But as a teacher, I never really understand something until I need to teach it. So I pretended I was teaching someone about how to make a mystery story.  I cut shapes out of paper to show everything that happened in the story: action, characters, description, distractions.

A new way of seeing a story

I practiced using these pieces to map out the first eight chapters of The Bungalow Mystery, #3 of the Nancy Drew books. I could see when action happened, when characters were introduced, how the chapters alternated between action and description, and how each chapter ended in a new mystery or dangerous situation.

This took some of the mystery out of writing my mystery! I am now working on my own story, using these paper pieces to  make the characters move to solve the riddles of the story and come to a happy ending. If I don’t like the way it is going, I just move the pieces around! I feel organized, less confused, but flexible enough to create and re-create the story until it is right.img_9480.jpg

Of course, once I have this visual outline done, I still have to write the actual words….but that’s the fun part! I am happy to have found a way of working that works for me.


Grandma Judy

Dr. C. Gee Wo

Dear Liza,

I love researching history! Since my story takes place in 1903 Portland, I am getting to know about people who lived here then, and how things were for them. One thing that was really different was that there were laws against some people living here. These were called Exclusion Laws.
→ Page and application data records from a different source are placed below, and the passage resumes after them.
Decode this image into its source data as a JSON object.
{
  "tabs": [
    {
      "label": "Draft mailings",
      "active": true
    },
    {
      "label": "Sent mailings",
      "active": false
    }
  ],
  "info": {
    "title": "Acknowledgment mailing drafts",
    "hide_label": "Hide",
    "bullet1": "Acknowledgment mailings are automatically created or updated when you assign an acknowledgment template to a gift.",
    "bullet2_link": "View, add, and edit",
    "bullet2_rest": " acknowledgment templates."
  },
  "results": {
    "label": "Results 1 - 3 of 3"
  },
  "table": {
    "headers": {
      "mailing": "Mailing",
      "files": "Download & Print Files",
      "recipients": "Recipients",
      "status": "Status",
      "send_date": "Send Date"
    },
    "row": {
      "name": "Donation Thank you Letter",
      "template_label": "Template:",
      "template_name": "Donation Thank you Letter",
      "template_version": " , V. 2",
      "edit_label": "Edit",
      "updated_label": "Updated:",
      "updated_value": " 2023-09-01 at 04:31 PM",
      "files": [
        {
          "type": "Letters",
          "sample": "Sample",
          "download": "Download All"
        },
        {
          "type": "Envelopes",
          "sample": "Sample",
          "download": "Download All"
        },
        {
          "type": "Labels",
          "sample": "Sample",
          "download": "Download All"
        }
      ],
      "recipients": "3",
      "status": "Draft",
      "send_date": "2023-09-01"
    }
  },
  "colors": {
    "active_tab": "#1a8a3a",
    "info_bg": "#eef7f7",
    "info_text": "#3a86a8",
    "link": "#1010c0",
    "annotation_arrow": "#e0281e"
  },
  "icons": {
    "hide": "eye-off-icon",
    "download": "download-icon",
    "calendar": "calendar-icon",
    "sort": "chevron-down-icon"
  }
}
But life usually finds a way, as in the case of Dr. C. Gee Wo, a real Chinese person I have learned about and put into my story. Dr. Wo was from China and was an herbal doctor, using teas and herbal medicines to help make people better. He studied for many years, in China and America, to be good at his profession. He moved to Omaha, Nebraska, where he had a popular practice for eleven years, from 1889 to 1900.

Dr. Wo’s ad in Portland newspapers, 1900 to 1910

During that time, he married a white lady name C. DeWitt (I can’t find her first name anywhere, just her first initial. Maybe Caroline? Celestine? Charlotte?) In 1900, they moved to Portland, Oregon, and Dr. Wo opened his herbal medicine practice.

At that time, the Exclusion Laws said Chinese people couldn’t own property, so Chinese needed to rent apartments, mostly in the neighborhood on the west side of the river. But Dr. Wo’s wife was white, so she could buy property where they wanted. They bought a small house, and, when business was better, built a bigger house next door.

His ad from 1910 to 1920

As the years went on, Dr. Wo became a respected member of not just the Chinese community, but of the city of Portland. He donated to victims of the San Francisco Earthquake in 1906. He contributed to local causes and invested in businesses. He helped the city grow.

Dr. Wo retired about 1915, but stayed active in the community at least until 1921, when he made a large contribution to the local Community Chest fund. I haven’t found any information about him after that time, but I will keep looking. Being a history detective is exciting!


Grandma Judy